What Airline Mergers Mean for Travelers

When airlines merge, competition disappears.

ByABC News
April 10, 2016, 12:09 AM
An airline employee walks through an empty airport where all flights are cancelled as Hurricane Patricia approaches the Pacific resort city Puerto Vallarta, Mexico, Oct. 23, 2015.
An airline employee walks through an empty airport where all flights are cancelled as Hurricane Patricia approaches the Pacific resort city Puerto Vallarta, Mexico, Oct. 23, 2015.
Cesar Rodriguez/AP Photo

— -- Where have all the airlines gone?

Some went out of business in the dark days of Great Recession. Beginning in 2008, U.S. carriers like Aloha, Skybus, ATA and more all called it quits. Others have been devouring each other; in the past eight years alone, we’ve seen Delta’s takeover of Northwest, the mergers of United/Continental, Southwest/AirTran and American/US Airways.

It sometimes feels like the more mergers, the merrier. The latest is Alaska’s recently announced acquisition of Virgin America.

What does this mean for travelers?

When airlines merge, competition disappears. When competition disappears, prices rise. Oh, not right away, maybe, but it’s a natural consequence when there are fewer airlines to choose from.

Here are some more things to know about the latest airline union.

1. What about the miles?

Airline mergers are only slightly faster than your average tortoise so don’t expect a lot of details on the Alaska/Virgin deal anytime soon. But generally speaking, airlines tip-toe around anxiety-inducing issues like miles programs for fear of upsetting their most valued customer, the business traveler.

As Virgin America stated in a recent email, its customers can be “confident” that points and status levels will be honored under Alaska’s mileage program but integration is months and maybe years in the future.

2. What’s going to happen in Dallas?

Good question. Virgin switched from flying out of the city’s big hub, Dallas-Ft. Worth International (DFW) in 2014 in favor of Southwest’s stronghold, neighboring Love Field (DAL) and prices have been extra-competitive ever since.

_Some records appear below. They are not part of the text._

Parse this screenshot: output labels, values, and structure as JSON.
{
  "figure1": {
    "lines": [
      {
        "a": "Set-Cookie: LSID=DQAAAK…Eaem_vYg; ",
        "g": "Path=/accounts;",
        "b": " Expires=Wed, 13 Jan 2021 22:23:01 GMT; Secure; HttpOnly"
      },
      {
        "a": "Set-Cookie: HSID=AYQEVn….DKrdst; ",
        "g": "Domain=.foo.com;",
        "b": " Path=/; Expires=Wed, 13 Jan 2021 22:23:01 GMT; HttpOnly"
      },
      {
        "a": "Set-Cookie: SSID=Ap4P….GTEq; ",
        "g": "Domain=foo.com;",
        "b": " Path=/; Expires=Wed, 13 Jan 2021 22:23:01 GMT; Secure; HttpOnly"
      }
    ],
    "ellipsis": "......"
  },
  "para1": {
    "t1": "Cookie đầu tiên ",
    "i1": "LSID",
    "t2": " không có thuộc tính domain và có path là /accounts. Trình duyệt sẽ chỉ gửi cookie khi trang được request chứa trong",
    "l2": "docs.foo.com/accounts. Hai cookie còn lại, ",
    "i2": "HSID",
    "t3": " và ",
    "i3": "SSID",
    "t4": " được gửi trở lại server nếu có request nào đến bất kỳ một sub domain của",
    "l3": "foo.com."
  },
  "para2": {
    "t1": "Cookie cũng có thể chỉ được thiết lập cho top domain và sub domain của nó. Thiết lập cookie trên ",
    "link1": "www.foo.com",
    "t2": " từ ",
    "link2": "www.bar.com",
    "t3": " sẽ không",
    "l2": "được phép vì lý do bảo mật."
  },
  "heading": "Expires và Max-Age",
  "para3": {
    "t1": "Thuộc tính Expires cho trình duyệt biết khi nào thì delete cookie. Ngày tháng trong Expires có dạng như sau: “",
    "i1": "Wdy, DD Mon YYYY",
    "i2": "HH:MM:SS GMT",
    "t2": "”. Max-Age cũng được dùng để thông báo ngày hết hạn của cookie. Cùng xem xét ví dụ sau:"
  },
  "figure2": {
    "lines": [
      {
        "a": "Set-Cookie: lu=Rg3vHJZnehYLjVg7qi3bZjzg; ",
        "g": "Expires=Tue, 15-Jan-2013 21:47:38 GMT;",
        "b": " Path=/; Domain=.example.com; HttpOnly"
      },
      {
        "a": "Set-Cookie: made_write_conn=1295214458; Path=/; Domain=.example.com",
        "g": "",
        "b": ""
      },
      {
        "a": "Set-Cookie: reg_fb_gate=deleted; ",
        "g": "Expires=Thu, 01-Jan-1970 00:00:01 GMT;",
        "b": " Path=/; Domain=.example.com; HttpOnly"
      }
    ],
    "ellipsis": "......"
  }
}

The problem is, Alaska flies out of DFW so where will the new airline be based? At this point, I don’t think anyone knows.

3. What exactly will happen to ticket prices?

Will fares go up? Alaska answers this question simply and succinctly: No. Then the carrier hedges a bit, adding that both airlines offer fares that are “lower than legacy carriers [such as American, Delta, United] and we expect to keep them that way.”

Time for a splash of cold water: The first thing every airline in every takeover says is, "Oh, no, don’t worry about higher ticket prices, not gonna happen!" Until it does. In this case, we’ll just have to wait and see.

4. Will the merged airline still have what I love?

This is a tough one but the good news is, although Alaska and Virgin have such different personalities – old school vs. new school – both share a reputation for consumer friendliness which attracts unusually loyal followings. Virgin, in fact, was recently named top airline by the respected Airline Quality Rating report, a ranking it's held since 2013.

Alaska, for example, is the only airline that offers any kind of baggage guarantee: If the airline doesn’t get your suitcase to the carousel within 20 minutes of arrival you’ve just earned a $25 flight voucher. Virgin, on the other hand, offers food service whenever you want (no waiting on the cart in coach) plus comfy seats and plenty of entertainment options.

To me, those mood-lit cabins bring to mind the fun-loving mystique of Virgin founder Richard Branson and I hope that doesn’t change. And for those passengers who liked Virgin’s recent introduction of Hawaii flights, you’re going to love Alaska; they’ve been flying to Honolulu and Maui for years with some very good pricing.

Bottom line: Things will change and it’ll take a while. But we are losing one more airline and one more competitor.

Rick Seaney is the CEO and co-founder of Fare Compare, a website that helps travelers find the best deals on flights.

Any opinions expressed in this column are solely those of the author.